───── Entries provided

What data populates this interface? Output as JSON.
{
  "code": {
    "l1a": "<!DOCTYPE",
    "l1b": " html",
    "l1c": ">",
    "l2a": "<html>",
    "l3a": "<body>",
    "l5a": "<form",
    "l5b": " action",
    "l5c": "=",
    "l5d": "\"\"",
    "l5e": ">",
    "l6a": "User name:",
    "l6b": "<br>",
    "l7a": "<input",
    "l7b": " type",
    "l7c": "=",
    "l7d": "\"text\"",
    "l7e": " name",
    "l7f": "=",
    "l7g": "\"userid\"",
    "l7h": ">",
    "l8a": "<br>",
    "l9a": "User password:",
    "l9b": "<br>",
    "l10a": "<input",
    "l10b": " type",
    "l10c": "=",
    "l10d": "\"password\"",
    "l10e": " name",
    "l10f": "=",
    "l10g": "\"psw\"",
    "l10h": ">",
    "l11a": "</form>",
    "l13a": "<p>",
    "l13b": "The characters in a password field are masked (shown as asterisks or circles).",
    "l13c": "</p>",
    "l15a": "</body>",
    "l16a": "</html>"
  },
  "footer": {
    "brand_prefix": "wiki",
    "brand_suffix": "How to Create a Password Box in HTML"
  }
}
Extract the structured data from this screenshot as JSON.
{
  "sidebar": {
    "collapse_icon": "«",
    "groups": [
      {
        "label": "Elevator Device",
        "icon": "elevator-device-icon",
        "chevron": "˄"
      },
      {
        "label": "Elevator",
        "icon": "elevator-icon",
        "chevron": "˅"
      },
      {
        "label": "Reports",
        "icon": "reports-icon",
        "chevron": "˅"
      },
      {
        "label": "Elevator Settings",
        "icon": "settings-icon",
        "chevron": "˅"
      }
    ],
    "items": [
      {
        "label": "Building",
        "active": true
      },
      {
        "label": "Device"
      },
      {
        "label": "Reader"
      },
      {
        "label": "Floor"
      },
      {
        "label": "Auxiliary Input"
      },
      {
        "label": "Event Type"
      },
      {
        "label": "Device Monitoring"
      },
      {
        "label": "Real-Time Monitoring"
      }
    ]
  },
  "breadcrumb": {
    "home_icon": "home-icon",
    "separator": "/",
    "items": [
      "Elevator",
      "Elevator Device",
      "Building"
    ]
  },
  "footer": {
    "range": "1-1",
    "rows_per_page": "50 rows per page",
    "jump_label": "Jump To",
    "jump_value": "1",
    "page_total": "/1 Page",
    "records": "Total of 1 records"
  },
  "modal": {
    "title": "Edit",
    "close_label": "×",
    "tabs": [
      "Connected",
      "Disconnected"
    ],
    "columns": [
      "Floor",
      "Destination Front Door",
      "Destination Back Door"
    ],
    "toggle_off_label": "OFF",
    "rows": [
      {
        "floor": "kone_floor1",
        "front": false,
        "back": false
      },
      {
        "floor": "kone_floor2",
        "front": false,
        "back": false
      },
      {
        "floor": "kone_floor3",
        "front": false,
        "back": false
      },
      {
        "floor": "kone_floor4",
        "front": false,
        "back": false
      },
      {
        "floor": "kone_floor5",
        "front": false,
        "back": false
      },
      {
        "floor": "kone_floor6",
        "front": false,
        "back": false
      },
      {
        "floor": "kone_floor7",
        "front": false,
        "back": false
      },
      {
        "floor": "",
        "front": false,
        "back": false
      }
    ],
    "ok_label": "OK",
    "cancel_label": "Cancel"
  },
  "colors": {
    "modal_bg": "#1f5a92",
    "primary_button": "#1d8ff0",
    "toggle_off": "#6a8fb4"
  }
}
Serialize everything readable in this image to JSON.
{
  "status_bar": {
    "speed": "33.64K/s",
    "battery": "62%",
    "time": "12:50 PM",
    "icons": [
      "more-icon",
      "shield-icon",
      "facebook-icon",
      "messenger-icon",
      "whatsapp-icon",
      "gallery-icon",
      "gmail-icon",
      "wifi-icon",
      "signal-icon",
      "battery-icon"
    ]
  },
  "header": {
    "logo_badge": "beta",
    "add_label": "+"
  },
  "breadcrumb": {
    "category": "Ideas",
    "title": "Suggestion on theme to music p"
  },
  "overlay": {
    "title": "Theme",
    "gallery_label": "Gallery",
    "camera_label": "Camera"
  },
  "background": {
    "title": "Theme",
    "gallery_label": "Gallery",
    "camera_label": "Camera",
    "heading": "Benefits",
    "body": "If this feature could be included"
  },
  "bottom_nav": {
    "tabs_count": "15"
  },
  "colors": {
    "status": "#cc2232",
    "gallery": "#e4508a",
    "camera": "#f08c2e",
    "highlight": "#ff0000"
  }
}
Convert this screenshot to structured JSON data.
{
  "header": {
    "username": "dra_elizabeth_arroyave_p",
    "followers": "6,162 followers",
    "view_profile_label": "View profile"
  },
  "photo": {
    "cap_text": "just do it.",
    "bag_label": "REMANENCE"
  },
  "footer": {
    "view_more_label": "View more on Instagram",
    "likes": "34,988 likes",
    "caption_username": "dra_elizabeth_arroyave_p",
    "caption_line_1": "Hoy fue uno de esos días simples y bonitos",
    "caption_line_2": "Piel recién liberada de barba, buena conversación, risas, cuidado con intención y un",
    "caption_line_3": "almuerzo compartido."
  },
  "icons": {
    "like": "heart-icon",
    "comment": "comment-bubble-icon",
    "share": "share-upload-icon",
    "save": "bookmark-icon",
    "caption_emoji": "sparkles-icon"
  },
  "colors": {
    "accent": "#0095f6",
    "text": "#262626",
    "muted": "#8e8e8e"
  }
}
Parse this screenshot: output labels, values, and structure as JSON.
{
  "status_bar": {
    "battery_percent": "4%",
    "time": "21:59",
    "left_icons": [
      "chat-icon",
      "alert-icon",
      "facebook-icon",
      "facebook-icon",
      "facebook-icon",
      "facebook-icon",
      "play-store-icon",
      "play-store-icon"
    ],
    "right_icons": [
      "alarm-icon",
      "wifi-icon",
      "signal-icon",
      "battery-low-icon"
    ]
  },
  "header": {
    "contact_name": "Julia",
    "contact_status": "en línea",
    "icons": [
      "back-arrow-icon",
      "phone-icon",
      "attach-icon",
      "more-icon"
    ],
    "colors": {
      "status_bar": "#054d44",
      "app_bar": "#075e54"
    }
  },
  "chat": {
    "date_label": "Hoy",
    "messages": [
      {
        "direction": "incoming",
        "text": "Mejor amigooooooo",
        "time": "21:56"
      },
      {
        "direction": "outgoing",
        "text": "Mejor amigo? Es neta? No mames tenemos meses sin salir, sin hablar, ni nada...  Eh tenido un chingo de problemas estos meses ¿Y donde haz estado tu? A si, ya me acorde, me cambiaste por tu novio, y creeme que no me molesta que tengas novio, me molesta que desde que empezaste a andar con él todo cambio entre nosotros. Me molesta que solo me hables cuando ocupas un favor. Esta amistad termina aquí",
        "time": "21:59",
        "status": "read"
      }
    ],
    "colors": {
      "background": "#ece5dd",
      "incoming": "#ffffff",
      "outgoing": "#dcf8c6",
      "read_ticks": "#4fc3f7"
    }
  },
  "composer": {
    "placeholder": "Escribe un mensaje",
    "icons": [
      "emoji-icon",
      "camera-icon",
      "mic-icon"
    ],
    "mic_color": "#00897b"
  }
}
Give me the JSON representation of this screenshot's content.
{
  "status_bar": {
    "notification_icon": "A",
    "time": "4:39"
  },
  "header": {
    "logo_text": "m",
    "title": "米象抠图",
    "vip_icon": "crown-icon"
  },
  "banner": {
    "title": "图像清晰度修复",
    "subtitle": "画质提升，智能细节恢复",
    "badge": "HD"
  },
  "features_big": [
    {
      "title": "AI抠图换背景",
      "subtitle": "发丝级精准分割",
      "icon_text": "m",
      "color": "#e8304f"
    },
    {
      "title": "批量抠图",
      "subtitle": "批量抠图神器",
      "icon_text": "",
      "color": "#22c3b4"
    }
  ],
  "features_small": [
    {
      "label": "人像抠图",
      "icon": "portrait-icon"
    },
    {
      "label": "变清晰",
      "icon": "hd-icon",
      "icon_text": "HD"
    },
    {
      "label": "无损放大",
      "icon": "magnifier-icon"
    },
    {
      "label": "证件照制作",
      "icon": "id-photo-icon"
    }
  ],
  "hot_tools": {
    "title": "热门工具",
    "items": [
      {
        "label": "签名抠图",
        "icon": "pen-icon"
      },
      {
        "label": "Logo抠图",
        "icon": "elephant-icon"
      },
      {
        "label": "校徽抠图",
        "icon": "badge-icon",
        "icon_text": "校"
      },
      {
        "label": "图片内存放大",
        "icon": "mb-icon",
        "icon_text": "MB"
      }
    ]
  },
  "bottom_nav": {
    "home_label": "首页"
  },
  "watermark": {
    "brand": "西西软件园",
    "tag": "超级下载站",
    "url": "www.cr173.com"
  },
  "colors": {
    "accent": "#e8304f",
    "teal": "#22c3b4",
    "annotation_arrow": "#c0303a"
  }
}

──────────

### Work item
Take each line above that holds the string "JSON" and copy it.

### Solved exercise
What data populates this interface? Output as JSON.
Extract the structured data from this screenshot as JSON.
Serialize everything readable in this image to JSON.
Convert this screenshot to structured JSON data.
Parse this screenshot: output labels, values, and structure as JSON.
Give me the JSON representation of this screenshot's content.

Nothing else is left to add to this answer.